Only the pictures are dropped. Restate each line below word for word.
** Opening DATA TO PROCESS block **
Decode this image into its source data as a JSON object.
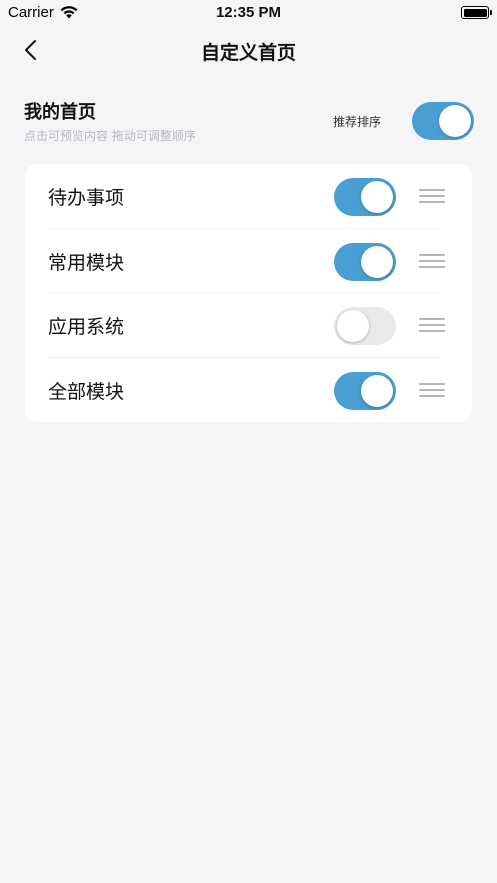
{
  "status_bar": {
    "carrier": "Carrier",
    "time": "12:35 PM"
  },
  "nav": {
    "title": "自定义首页",
    "back_icon": "chevron-left-icon"
  },
  "section": {
    "title": "我的首页",
    "subtitle": "点击可预览内容 拖动可调整顺序",
    "sort_label": "推荐排序",
    "sort_enabled": true
  },
  "modules": [
    {
      "label": "待办事项",
      "enabled": true
    },
    {
      "label": "常用模块",
      "enabled": true
    },
    {
      "label": "应用系统",
      "enabled": false
    },
    {
      "label": "全部模块",
      "enabled": true
    }
  ],
  "colors": {
    "accent": "#4a9fd2",
    "background": "#f5f5f8",
    "toggle_off": "#e9e9ec"
  }
}
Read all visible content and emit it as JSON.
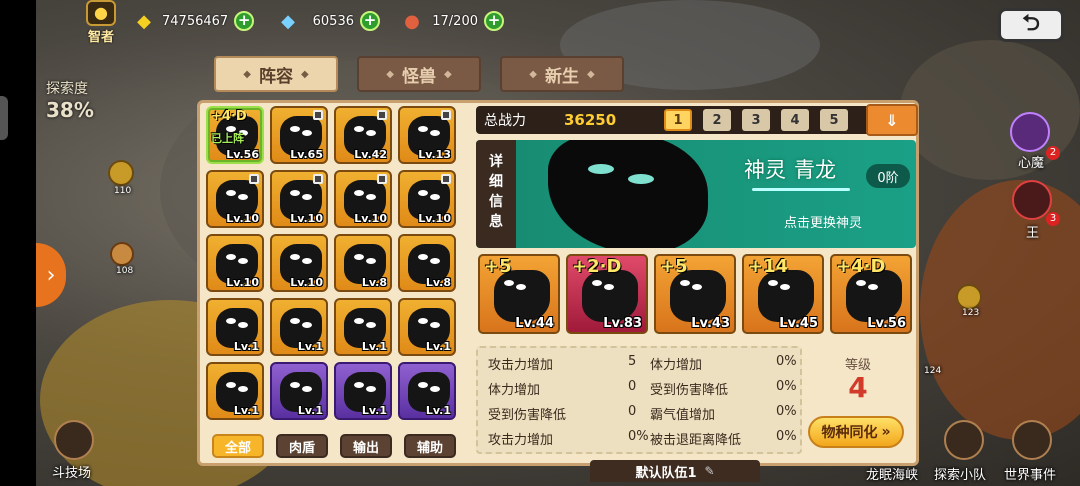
{
  "hud": {
    "title_label": "智者",
    "gold": {
      "value": "74756467",
      "icon": "gold-gem-icon"
    },
    "diamonds": {
      "value": "60536",
      "icon": "diamond-icon"
    },
    "stamina": {
      "value": "17/200",
      "icon": "meat-icon"
    },
    "back_icon": "back-arrow-icon"
  },
  "map": {
    "exploration_label": "探索度",
    "exploration_pct": "38%",
    "node_labels": [
      "110",
      "108",
      "123",
      "124"
    ],
    "right_labels": {
      "heart_demon": "心魔",
      "king": "王",
      "king_badge": "3",
      "heart_badge": "2"
    },
    "bottom_labels": [
      "斗技场",
      "龙眠海峡",
      "探索小队",
      "世界事件"
    ]
  },
  "tabs": [
    {
      "label": "阵容",
      "active": true
    },
    {
      "label": "怪兽",
      "active": false
    },
    {
      "label": "新生",
      "active": false
    }
  ],
  "roster": [
    {
      "level": "Lv.56",
      "plus": "+4·D",
      "on_team": "已上阵",
      "locked": false,
      "color": "orange",
      "selected": true
    },
    {
      "level": "Lv.65",
      "locked": true,
      "color": "orange"
    },
    {
      "level": "Lv.42",
      "locked": true,
      "color": "orange"
    },
    {
      "level": "Lv.13",
      "locked": true,
      "color": "orange"
    },
    {
      "level": "Lv.10",
      "locked": true,
      "color": "orange"
    },
    {
      "level": "Lv.10",
      "locked": true,
      "color": "orange"
    },
    {
      "level": "Lv.10",
      "locked": true,
      "color": "orange"
    },
    {
      "level": "Lv.10",
      "locked": true,
      "color": "orange"
    },
    {
      "level": "Lv.10",
      "locked": false,
      "color": "orange"
    },
    {
      "level": "Lv.10",
      "locked": false,
      "color": "orange"
    },
    {
      "level": "Lv.8",
      "locked": false,
      "color": "orange"
    },
    {
      "level": "Lv.8",
      "locked": false,
      "color": "orange"
    },
    {
      "level": "Lv.1",
      "locked": false,
      "color": "orange"
    },
    {
      "level": "Lv.1",
      "locked": false,
      "color": "orange"
    },
    {
      "level": "Lv.1",
      "locked": false,
      "color": "orange"
    },
    {
      "level": "Lv.1",
      "locked": false,
      "color": "orange"
    },
    {
      "level": "Lv.1",
      "locked": false,
      "color": "orange"
    },
    {
      "level": "Lv.1",
      "locked": false,
      "color": "purple"
    },
    {
      "level": "Lv.1",
      "locked": false,
      "color": "purple"
    },
    {
      "level": "Lv.1",
      "locked": false,
      "color": "purple"
    }
  ],
  "filters": [
    {
      "label": "全部",
      "active": true
    },
    {
      "label": "肉盾",
      "active": false
    },
    {
      "label": "输出",
      "active": false
    },
    {
      "label": "辅助",
      "active": false
    }
  ],
  "power": {
    "label": "总战力",
    "value": "36250"
  },
  "teams": [
    {
      "label": "1",
      "active": true
    },
    {
      "label": "2",
      "active": false
    },
    {
      "label": "3",
      "active": false
    },
    {
      "label": "4",
      "active": false
    },
    {
      "label": "5",
      "active": false
    }
  ],
  "spirit": {
    "detail_tab": "详细信息",
    "detail_chars": [
      "详",
      "细",
      "信",
      "息"
    ],
    "type": "神灵",
    "name": "青龙",
    "stage": "0阶",
    "change_hint": "点击更换神灵"
  },
  "slots": [
    {
      "plus": "+5",
      "level": "Lv.44",
      "color": "orange"
    },
    {
      "plus": "+2·D",
      "level": "Lv.83",
      "color": "pink"
    },
    {
      "plus": "+5",
      "level": "Lv.43",
      "color": "orange"
    },
    {
      "plus": "+14",
      "level": "Lv.45",
      "color": "orange"
    },
    {
      "plus": "+4·D",
      "level": "Lv.56",
      "color": "orange"
    }
  ],
  "stats": [
    {
      "l_label": "攻击力增加",
      "l_value": "5",
      "r_label": "体力增加",
      "r_value": "0%"
    },
    {
      "l_label": "体力增加",
      "l_value": "0",
      "r_label": "受到伤害降低",
      "r_value": "0%"
    },
    {
      "l_label": "受到伤害降低",
      "l_value": "0",
      "r_label": "霸气值增加",
      "r_value": "0%"
    },
    {
      "l_label": "攻击力增加",
      "l_value": "0%",
      "r_label": "被击退距离降低",
      "r_value": "0%"
    }
  ],
  "level_box": {
    "label": "等级",
    "value": "4"
  },
  "sync_button": "物种同化",
  "team_name": "默认队伍1",
  "colors": {
    "accent": "#f7b52a",
    "panel": "#f4e6c6",
    "banner": "#1aa086",
    "level_red": "#d23a2a",
    "power_yellow": "#ffcc33"
  }
}
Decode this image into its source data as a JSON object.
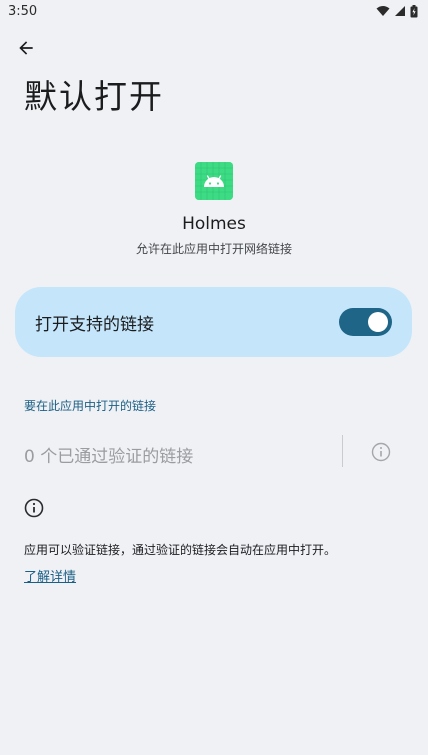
{
  "status_bar": {
    "time": "3:50"
  },
  "header": {
    "title": "默认打开"
  },
  "app": {
    "name": "Holmes",
    "description": "允许在此应用中打开网络链接"
  },
  "toggle": {
    "label": "打开支持的链接",
    "state": "on",
    "accent_color": "#1f6587",
    "card_color": "#c5e6fa"
  },
  "links_section": {
    "header": "要在此应用中打开的链接",
    "verified_count": "0 个已通过验证的链接"
  },
  "info": {
    "text": "应用可以验证链接，通过验证的链接会自动在应用中打开。",
    "learn_more": "了解详情"
  },
  "icons": {
    "back": "arrow-back-icon",
    "wifi": "wifi-icon",
    "signal": "signal-icon",
    "battery": "battery-icon",
    "info": "info-icon",
    "app": "android-icon"
  }
}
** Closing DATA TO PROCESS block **
OUTPUT FOR THIS EXERCISE:
Decode this image into its source data as a JSON object.
{
  "status_bar": {
    "carrier": "Carrier",
    "time": "12:35 PM"
  },
  "nav": {
    "title": "自定义首页",
    "back_icon": "chevron-left-icon"
  },
  "section": {
    "title": "我的首页",
    "subtitle": "点击可预览内容 拖动可调整顺序",
    "sort_label": "推荐排序",
    "sort_enabled": true
  },
  "modules": [
    {
      "label": "待办事项",
      "enabled": true
    },
    {
      "label": "常用模块",
      "enabled": true
    },
    {
      "label": "应用系统",
      "enabled": false
    },
    {
      "label": "全部模块",
      "enabled": true
    }
  ],
  "colors": {
    "accent": "#4a9fd2",
    "background": "#f5f5f8",
    "toggle_off": "#e9e9ec"
  }
}
Read all visible content and emit it as JSON.
{
  "hud": {
    "title_label": "智者",
    "gold": {
      "value": "74756467",
      "icon": "gold-gem-icon"
    },
    "diamonds": {
      "value": "60536",
      "icon": "diamond-icon"
    },
    "stamina": {
      "value": "17/200",
      "icon": "meat-icon"
    },
    "back_icon": "back-arrow-icon"
  },
  "map": {
    "exploration_label": "探索度",
    "exploration_pct": "38%",
    "node_labels": [
      "110",
      "108",
      "123",
      "124"
    ],
    "right_labels": {
      "heart_demon": "心魔",
      "king": "王",
      "king_badge": "3",
      "heart_badge": "2"
    },
    "bottom_labels": [
      "斗技场",
      "龙眠海峡",
      "探索小队",
      "世界事件"
    ]
  },
  "tabs": [
    {
      "label": "阵容",
      "active": true
    },
    {
      "label": "怪兽",
      "active": false
    },
    {
      "label": "新生",
      "active": false
    }
  ],
  "roster": [
    {
      "level": "Lv.56",
      "plus": "+4·D",
      "on_team": "已上阵",
      "locked": false,
      "color": "orange",
      "selected": true
    },
    {
      "level": "Lv.65",
      "locked": true,
      "color": "orange"
    },
    {
      "level": "Lv.42",
      "locked": true,
      "color": "orange"
    },
    {
      "level": "Lv.13",
      "locked": true,
      "color": "orange"
    },
    {
      "level": "Lv.10",
      "locked": true,
      "color": "orange"
    },
    {
      "level": "Lv.10",
      "locked": true,
      "color": "orange"
    },
    {
      "level": "Lv.10",
      "locked": true,
      "color": "orange"
    },
    {
      "level": "Lv.10",
      "locked": true,
      "color": "orange"
    },
    {
      "level": "Lv.10",
      "locked": false,
      "color": "orange"
    },
    {
      "level": "Lv.10",
      "locked": false,
      "color": "orange"
    },
    {
      "level": "Lv.8",
      "locked": false,
      "color": "orange"
    },
    {
      "level": "Lv.8",
      "locked": false,
      "color": "orange"
    },
    {
      "level": "Lv.1",
      "locked": false,
      "color": "orange"
    },
    {
      "level": "Lv.1",
      "locked": false,
      "color": "orange"
    },
    {
      "level": "Lv.1",
      "locked": false,
      "color": "orange"
    },
    {
      "level": "Lv.1",
      "locked": false,
      "color": "orange"
    },
    {
      "level": "Lv.1",
      "locked": false,
      "color": "orange"
    },
    {
      "level": "Lv.1",
      "locked": false,
      "color": "purple"
    },
    {
      "level": "Lv.1",
      "locked": false,
      "color": "purple"
    },
    {
      "level": "Lv.1",
      "locked": false,
      "color": "purple"
    }
  ],
  "filters": [
    {
      "label": "全部",
      "active": true
    },
    {
      "label": "肉盾",
      "active": false
    },
    {
      "label": "输出",
      "active": false
    },
    {
      "label": "辅助",
      "active": false
    }
  ],
  "power": {
    "label": "总战力",
    "value": "36250"
  },
  "teams": [
    {
      "label": "1",
      "active": true
    },
    {
      "label": "2",
      "active": false
    },
    {
      "label": "3",
      "active": false
    },
    {
      "label": "4",
      "active": false
    },
    {
      "label": "5",
      "active": false
    }
  ],
  "spirit": {
    "detail_tab": "详细信息",
    "detail_chars": [
      "详",
      "细",
      "信",
      "息"
    ],
    "type": "神灵",
    "name": "青龙",
    "stage": "0阶",
    "change_hint": "点击更换神灵"
  },
  "slots": [
    {
      "plus": "+5",
      "level": "Lv.44",
      "color": "orange"
    },
    {
      "plus": "+2·D",
      "level": "Lv.83",
      "color": "pink"
    },
    {
      "plus": "+5",
      "level": "Lv.43",
      "color": "orange"
    },
    {
      "plus": "+14",
      "level": "Lv.45",
      "color": "orange"
    },
    {
      "plus": "+4·D",
      "level": "Lv.56",
      "color": "orange"
    }
  ],
  "stats": [
    {
      "l_label": "攻击力增加",
      "l_value": "5",
      "r_label": "体力增加",
      "r_value": "0%"
    },
    {
      "l_label": "体力增加",
      "l_value": "0",
      "r_label": "受到伤害降低",
      "r_value": "0%"
    },
    {
      "l_label": "受到伤害降低",
      "l_value": "0",
      "r_label": "霸气值增加",
      "r_value": "0%"
    },
    {
      "l_label": "攻击力增加",
      "l_value": "0%",
      "r_label": "被击退距离降低",
      "r_value": "0%"
    }
  ],
  "level_box": {
    "label": "等级",
    "value": "4"
  },
  "sync_button": "物种同化",
  "team_name": "默认队伍1",
  "colors": {
    "accent": "#f7b52a",
    "panel": "#f4e6c6",
    "banner": "#1aa086",
    "level_red": "#d23a2a",
    "power_yellow": "#ffcc33"
  }
}
Decode this image into its source data as a JSON object.
{
  "status_bar": {
    "time": "3:50"
  },
  "header": {
    "title": "默认打开"
  },
  "app": {
    "name": "Holmes",
    "description": "允许在此应用中打开网络链接"
  },
  "toggle": {
    "label": "打开支持的链接",
    "state": "on",
    "accent_color": "#1f6587",
    "card_color": "#c5e6fa"
  },
  "links_section": {
    "header": "要在此应用中打开的链接",
    "verified_count": "0 个已通过验证的链接"
  },
  "info": {
    "text": "应用可以验证链接，通过验证的链接会自动在应用中打开。",
    "learn_more": "了解详情"
  },
  "icons": {
    "back": "arrow-back-icon",
    "wifi": "wifi-icon",
    "signal": "signal-icon",
    "battery": "battery-icon",
    "info": "info-icon",
    "app": "android-icon"
  }
}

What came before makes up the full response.